BEGIN Material to process

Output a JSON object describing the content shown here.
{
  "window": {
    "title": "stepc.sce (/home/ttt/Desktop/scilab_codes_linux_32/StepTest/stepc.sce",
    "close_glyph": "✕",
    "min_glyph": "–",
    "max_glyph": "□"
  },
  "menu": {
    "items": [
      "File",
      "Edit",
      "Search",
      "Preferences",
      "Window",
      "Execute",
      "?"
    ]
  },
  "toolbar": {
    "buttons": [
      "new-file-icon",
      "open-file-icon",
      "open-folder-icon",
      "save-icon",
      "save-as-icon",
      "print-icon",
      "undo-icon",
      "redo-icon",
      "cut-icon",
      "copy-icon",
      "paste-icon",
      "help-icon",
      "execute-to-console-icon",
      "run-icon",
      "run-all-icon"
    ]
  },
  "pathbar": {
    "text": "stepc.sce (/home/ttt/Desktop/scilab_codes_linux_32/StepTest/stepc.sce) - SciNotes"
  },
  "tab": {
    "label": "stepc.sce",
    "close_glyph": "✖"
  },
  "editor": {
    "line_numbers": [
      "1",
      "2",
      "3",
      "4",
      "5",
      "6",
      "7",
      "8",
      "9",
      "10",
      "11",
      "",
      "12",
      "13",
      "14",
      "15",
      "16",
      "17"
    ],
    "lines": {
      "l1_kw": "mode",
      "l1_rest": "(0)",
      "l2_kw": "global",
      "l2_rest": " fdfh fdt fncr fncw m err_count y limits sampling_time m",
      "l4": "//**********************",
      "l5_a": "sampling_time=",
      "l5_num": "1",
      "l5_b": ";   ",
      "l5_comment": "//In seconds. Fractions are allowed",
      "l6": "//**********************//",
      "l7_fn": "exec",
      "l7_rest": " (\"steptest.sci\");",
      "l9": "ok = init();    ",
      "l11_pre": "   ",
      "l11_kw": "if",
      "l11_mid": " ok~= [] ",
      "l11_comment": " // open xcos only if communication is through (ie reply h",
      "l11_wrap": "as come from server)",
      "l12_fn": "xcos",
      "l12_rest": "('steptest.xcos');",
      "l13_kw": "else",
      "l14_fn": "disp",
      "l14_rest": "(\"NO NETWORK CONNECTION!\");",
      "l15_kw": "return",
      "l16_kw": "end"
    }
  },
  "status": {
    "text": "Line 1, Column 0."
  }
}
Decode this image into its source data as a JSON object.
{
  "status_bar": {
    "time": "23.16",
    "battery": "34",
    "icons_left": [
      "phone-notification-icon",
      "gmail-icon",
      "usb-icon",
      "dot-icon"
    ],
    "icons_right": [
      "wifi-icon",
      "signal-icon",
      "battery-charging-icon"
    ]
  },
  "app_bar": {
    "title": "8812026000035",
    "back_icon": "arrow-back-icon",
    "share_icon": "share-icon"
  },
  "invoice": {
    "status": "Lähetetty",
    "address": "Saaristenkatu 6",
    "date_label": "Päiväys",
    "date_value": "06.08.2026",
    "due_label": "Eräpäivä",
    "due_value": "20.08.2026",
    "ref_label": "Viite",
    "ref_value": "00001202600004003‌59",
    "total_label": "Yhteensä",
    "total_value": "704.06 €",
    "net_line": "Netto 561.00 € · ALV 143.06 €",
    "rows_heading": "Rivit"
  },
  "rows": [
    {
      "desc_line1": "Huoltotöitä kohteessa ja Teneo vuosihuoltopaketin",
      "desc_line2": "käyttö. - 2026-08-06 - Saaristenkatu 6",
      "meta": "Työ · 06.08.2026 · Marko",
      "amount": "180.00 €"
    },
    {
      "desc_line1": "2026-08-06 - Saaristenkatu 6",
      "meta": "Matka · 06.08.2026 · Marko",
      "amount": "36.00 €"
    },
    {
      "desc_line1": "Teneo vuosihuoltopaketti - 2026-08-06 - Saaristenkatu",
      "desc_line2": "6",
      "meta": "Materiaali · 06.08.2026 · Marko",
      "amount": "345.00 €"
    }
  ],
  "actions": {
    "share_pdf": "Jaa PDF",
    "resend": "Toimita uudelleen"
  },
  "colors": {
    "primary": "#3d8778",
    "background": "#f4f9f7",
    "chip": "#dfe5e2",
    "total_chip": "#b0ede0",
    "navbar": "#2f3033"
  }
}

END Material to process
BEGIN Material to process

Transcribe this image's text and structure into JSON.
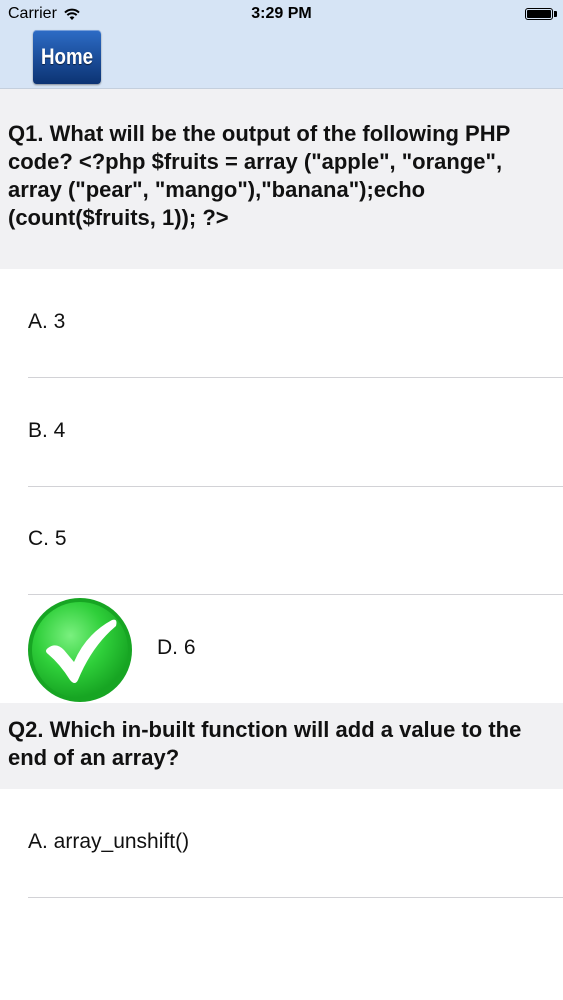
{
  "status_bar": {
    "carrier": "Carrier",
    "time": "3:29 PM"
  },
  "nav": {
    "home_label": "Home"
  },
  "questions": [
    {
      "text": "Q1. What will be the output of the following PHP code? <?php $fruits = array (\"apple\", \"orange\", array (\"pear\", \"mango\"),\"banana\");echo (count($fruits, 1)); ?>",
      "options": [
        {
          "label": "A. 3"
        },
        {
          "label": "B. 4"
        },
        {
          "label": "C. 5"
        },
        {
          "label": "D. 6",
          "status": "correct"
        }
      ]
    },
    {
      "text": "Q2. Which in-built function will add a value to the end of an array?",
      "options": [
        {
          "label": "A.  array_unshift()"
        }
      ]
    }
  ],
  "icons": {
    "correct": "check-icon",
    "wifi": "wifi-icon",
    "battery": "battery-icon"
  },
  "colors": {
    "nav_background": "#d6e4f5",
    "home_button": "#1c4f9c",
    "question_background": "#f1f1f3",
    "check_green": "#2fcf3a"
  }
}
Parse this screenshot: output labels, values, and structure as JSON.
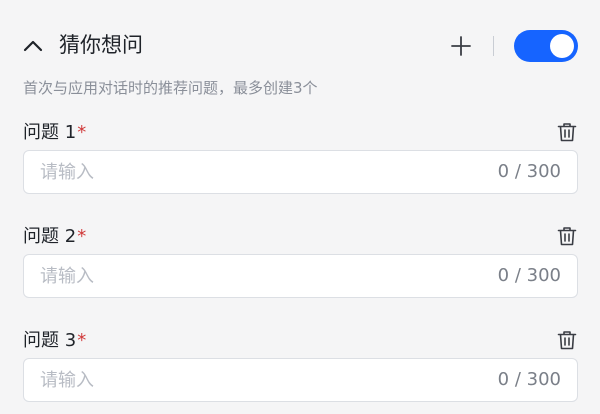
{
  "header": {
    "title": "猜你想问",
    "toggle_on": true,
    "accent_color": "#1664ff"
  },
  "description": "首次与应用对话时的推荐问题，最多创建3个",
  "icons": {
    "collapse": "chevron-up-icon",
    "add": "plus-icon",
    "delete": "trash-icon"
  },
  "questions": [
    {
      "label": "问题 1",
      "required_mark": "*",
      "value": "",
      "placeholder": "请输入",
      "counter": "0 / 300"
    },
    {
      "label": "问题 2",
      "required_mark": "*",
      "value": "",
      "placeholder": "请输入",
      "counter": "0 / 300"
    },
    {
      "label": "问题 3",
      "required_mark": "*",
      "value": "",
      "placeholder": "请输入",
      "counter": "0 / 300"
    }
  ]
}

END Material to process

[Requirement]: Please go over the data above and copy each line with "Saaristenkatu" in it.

[Exercise result]:
    "address": "Saaristenkatu 6",
      "desc_line2": "käyttö. - 2026-08-06 - Saaristenkatu 6",
      "desc_line1": "2026-08-06 - Saaristenkatu 6",
      "desc_line1": "Teneo vuosihuoltopaketti - 2026-08-06 - Saaristenkatu",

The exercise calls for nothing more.